Provided data –
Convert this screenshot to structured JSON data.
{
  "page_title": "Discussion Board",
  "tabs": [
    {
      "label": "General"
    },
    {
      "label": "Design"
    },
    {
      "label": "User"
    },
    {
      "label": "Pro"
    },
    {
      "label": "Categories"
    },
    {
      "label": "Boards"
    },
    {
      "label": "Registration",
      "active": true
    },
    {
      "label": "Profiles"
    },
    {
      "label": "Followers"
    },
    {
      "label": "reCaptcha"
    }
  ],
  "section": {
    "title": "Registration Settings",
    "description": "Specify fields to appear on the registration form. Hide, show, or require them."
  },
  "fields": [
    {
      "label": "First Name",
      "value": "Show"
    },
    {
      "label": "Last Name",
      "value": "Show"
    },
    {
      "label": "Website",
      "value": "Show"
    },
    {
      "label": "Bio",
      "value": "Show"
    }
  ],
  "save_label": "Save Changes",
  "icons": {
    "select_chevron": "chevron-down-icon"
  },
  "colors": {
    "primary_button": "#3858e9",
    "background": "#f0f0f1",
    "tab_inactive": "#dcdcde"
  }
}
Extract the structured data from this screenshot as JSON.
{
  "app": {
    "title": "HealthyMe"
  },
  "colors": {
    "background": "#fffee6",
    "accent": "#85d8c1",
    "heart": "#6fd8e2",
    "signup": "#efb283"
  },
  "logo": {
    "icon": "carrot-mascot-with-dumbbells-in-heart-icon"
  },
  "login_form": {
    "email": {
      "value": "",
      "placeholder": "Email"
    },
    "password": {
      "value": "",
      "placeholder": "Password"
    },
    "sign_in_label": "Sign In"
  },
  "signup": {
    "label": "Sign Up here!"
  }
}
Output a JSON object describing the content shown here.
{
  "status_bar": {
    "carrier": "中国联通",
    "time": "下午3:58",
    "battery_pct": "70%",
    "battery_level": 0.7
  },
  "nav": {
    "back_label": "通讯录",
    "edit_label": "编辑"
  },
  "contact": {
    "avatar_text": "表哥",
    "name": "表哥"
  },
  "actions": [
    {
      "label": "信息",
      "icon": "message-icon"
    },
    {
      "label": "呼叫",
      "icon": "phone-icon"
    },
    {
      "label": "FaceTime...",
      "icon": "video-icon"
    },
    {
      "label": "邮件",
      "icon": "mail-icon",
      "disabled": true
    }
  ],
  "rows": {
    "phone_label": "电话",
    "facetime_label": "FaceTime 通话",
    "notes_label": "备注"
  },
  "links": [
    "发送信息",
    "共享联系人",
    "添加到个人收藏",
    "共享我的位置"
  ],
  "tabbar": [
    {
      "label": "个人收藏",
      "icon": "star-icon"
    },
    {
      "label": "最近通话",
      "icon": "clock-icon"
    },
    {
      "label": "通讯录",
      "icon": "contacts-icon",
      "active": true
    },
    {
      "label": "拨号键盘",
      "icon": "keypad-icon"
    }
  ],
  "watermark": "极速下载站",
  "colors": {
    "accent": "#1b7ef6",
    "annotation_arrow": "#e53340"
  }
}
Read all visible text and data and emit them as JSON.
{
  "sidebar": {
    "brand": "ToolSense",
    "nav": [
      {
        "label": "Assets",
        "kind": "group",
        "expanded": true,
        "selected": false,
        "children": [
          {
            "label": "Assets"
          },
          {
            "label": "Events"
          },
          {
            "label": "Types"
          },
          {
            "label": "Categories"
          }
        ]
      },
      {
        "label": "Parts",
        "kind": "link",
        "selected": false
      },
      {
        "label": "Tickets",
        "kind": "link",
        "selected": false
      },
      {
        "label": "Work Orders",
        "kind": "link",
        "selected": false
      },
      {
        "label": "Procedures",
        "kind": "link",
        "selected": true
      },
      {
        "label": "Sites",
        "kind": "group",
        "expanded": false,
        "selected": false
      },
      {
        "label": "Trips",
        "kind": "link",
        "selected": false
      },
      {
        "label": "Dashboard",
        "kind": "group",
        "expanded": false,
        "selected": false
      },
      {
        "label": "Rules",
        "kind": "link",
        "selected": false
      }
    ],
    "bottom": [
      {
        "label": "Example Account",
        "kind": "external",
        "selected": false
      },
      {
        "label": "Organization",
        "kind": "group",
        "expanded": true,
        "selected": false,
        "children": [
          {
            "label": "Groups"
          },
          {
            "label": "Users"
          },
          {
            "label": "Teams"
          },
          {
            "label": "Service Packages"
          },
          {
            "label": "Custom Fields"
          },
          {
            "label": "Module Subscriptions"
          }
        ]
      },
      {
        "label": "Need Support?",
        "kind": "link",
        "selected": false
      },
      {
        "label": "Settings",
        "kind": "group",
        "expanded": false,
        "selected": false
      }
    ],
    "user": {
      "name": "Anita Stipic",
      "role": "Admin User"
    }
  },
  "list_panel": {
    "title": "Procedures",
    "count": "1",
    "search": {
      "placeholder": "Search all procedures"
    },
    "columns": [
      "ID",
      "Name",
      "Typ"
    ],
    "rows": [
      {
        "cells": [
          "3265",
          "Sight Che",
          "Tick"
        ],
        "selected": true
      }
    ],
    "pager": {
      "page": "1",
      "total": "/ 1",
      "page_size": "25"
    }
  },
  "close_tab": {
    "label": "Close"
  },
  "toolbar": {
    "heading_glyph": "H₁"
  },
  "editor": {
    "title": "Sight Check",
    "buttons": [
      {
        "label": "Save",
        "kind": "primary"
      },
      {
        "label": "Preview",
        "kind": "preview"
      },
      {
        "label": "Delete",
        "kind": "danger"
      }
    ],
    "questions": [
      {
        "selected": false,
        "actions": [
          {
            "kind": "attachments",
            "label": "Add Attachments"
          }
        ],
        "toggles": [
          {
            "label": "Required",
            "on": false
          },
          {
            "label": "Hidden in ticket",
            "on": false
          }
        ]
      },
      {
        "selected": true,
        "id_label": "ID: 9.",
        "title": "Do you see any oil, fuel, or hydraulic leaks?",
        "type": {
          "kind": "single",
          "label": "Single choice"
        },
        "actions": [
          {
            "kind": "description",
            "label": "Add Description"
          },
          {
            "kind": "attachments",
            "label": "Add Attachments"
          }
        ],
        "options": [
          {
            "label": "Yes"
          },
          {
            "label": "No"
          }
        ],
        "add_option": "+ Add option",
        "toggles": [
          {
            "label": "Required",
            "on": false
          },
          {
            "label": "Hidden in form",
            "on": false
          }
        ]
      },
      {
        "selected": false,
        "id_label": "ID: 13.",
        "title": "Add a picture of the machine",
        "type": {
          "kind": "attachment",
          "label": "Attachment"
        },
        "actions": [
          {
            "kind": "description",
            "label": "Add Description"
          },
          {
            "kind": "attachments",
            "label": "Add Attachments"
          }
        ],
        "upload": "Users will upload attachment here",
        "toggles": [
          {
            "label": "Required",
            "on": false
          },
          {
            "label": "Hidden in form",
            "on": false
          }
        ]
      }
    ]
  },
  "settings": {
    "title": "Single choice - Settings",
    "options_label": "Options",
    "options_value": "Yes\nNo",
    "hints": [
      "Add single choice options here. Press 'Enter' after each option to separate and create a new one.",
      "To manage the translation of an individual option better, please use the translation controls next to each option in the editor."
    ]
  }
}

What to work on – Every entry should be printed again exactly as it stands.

Solved exercise –
Convert this screenshot to structured JSON data.
{
  "page_title": "Discussion Board",
  "tabs": [
    {
      "label": "General"
    },
    {
      "label": "Design"
    },
    {
      "label": "User"
    },
    {
      "label": "Pro"
    },
    {
      "label": "Categories"
    },
    {
      "label": "Boards"
    },
    {
      "label": "Registration",
      "active": true
    },
    {
      "label": "Profiles"
    },
    {
      "label": "Followers"
    },
    {
      "label": "reCaptcha"
    }
  ],
  "section": {
    "title": "Registration Settings",
    "description": "Specify fields to appear on the registration form. Hide, show, or require them."
  },
  "fields": [
    {
      "label": "First Name",
      "value": "Show"
    },
    {
      "label": "Last Name",
      "value": "Show"
    },
    {
      "label": "Website",
      "value": "Show"
    },
    {
      "label": "Bio",
      "value": "Show"
    }
  ],
  "save_label": "Save Changes",
  "icons": {
    "select_chevron": "chevron-down-icon"
  },
  "colors": {
    "primary_button": "#3858e9",
    "background": "#f0f0f1",
    "tab_inactive": "#dcdcde"
  }
}
Extract the structured data from this screenshot as JSON.
{
  "app": {
    "title": "HealthyMe"
  },
  "colors": {
    "background": "#fffee6",
    "accent": "#85d8c1",
    "heart": "#6fd8e2",
    "signup": "#efb283"
  },
  "logo": {
    "icon": "carrot-mascot-with-dumbbells-in-heart-icon"
  },
  "login_form": {
    "email": {
      "value": "",
      "placeholder": "Email"
    },
    "password": {
      "value": "",
      "placeholder": "Password"
    },
    "sign_in_label": "Sign In"
  },
  "signup": {
    "label": "Sign Up here!"
  }
}
Output a JSON object describing the content shown here.
{
  "status_bar": {
    "carrier": "中国联通",
    "time": "下午3:58",
    "battery_pct": "70%",
    "battery_level": 0.7
  },
  "nav": {
    "back_label": "通讯录",
    "edit_label": "编辑"
  },
  "contact": {
    "avatar_text": "表哥",
    "name": "表哥"
  },
  "actions": [
    {
      "label": "信息",
      "icon": "message-icon"
    },
    {
      "label": "呼叫",
      "icon": "phone-icon"
    },
    {
      "label": "FaceTime...",
      "icon": "video-icon"
    },
    {
      "label": "邮件",
      "icon": "mail-icon",
      "disabled": true
    }
  ],
  "rows": {
    "phone_label": "电话",
    "facetime_label": "FaceTime 通话",
    "notes_label": "备注"
  },
  "links": [
    "发送信息",
    "共享联系人",
    "添加到个人收藏",
    "共享我的位置"
  ],
  "tabbar": [
    {
      "label": "个人收藏",
      "icon": "star-icon"
    },
    {
      "label": "最近通话",
      "icon": "clock-icon"
    },
    {
      "label": "通讯录",
      "icon": "contacts-icon",
      "active": true
    },
    {
      "label": "拨号键盘",
      "icon": "keypad-icon"
    }
  ],
  "watermark": "极速下载站",
  "colors": {
    "accent": "#1b7ef6",
    "annotation_arrow": "#e53340"
  }
}
Read all visible text and data and emit them as JSON.
{
  "sidebar": {
    "brand": "ToolSense",
    "nav": [
      {
        "label": "Assets",
        "kind": "group",
        "expanded": true,
        "selected": false,
        "children": [
          {
            "label": "Assets"
          },
          {
            "label": "Events"
          },
          {
            "label": "Types"
          },
          {
            "label": "Categories"
          }
        ]
      },
      {
        "label": "Parts",
        "kind": "link",
        "selected": false
      },
      {
        "label": "Tickets",
        "kind": "link",
        "selected": false
      },
      {
        "label": "Work Orders",
        "kind": "link",
        "selected": false
      },
      {
        "label": "Procedures",
        "kind": "link",
        "selected": true
      },
      {
        "label": "Sites",
        "kind": "group",
        "expanded": false,
        "selected": false
      },
      {
        "label": "Trips",
        "kind": "link",
        "selected": false
      },
      {
        "label": "Dashboard",
        "kind": "group",
        "expanded": false,
        "selected": false
      },
      {
        "label": "Rules",
        "kind": "link",
        "selected": false
      }
    ],
    "bottom": [
      {
        "label": "Example Account",
        "kind": "external",
        "selected": false
      },
      {
        "label": "Organization",
        "kind": "group",
        "expanded": true,
        "selected": false,
        "children": [
          {
            "label": "Groups"
          },
          {
            "label": "Users"
          },
          {
            "label": "Teams"
          },
          {
            "label": "Service Packages"
          },
          {
            "label": "Custom Fields"
          },
          {
            "label": "Module Subscriptions"
          }
        ]
      },
      {
        "label": "Need Support?",
        "kind": "link",
        "selected": false
      },
      {
        "label": "Settings",
        "kind": "group",
        "expanded": false,
        "selected": false
      }
    ],
    "user": {
      "name": "Anita Stipic",
      "role": "Admin User"
    }
  },
  "list_panel": {
    "title": "Procedures",
    "count": "1",
    "search": {
      "placeholder": "Search all procedures"
    },
    "columns": [
      "ID",
      "Name",
      "Typ"
    ],
    "rows": [
      {
        "cells": [
          "3265",
          "Sight Che",
          "Tick"
        ],
        "selected": true
      }
    ],
    "pager": {
      "page": "1",
      "total": "/ 1",
      "page_size": "25"
    }
  },
  "close_tab": {
    "label": "Close"
  },
  "toolbar": {
    "heading_glyph": "H₁"
  },
  "editor": {
    "title": "Sight Check",
    "buttons": [
      {
        "label": "Save",
        "kind": "primary"
      },
      {
        "label": "Preview",
        "kind": "preview"
      },
      {
        "label": "Delete",
        "kind": "danger"
      }
    ],
    "questions": [
      {
        "selected": false,
        "actions": [
          {
            "kind": "attachments",
            "label": "Add Attachments"
          }
        ],
        "toggles": [
          {
            "label": "Required",
            "on": false
          },
          {
            "label": "Hidden in ticket",
            "on": false
          }
        ]
      },
      {
        "selected": true,
        "id_label": "ID: 9.",
        "title": "Do you see any oil, fuel, or hydraulic leaks?",
        "type": {
          "kind": "single",
          "label": "Single choice"
        },
        "actions": [
          {
            "kind": "description",
            "label": "Add Description"
          },
          {
            "kind": "attachments",
            "label": "Add Attachments"
          }
        ],
        "options": [
          {
            "label": "Yes"
          },
          {
            "label": "No"
          }
        ],
        "add_option": "+ Add option",
        "toggles": [
          {
            "label": "Required",
            "on": false
          },
          {
            "label": "Hidden in form",
            "on": false
          }
        ]
      },
      {
        "selected": false,
        "id_label": "ID: 13.",
        "title": "Add a picture of the machine",
        "type": {
          "kind": "attachment",
          "label": "Attachment"
        },
        "actions": [
          {
            "kind": "description",
            "label": "Add Description"
          },
          {
            "kind": "attachments",
            "label": "Add Attachments"
          }
        ],
        "upload": "Users will upload attachment here",
        "toggles": [
          {
            "label": "Required",
            "on": false
          },
          {
            "label": "Hidden in form",
            "on": false
          }
        ]
      }
    ]
  },
  "settings": {
    "title": "Single choice - Settings",
    "options_label": "Options",
    "options_value": "Yes\nNo",
    "hints": [
      "Add single choice options here. Press 'Enter' after each option to separate and create a new one.",
      "To manage the translation of an individual option better, please use the translation controls next to each option in the editor."
    ]
  }
}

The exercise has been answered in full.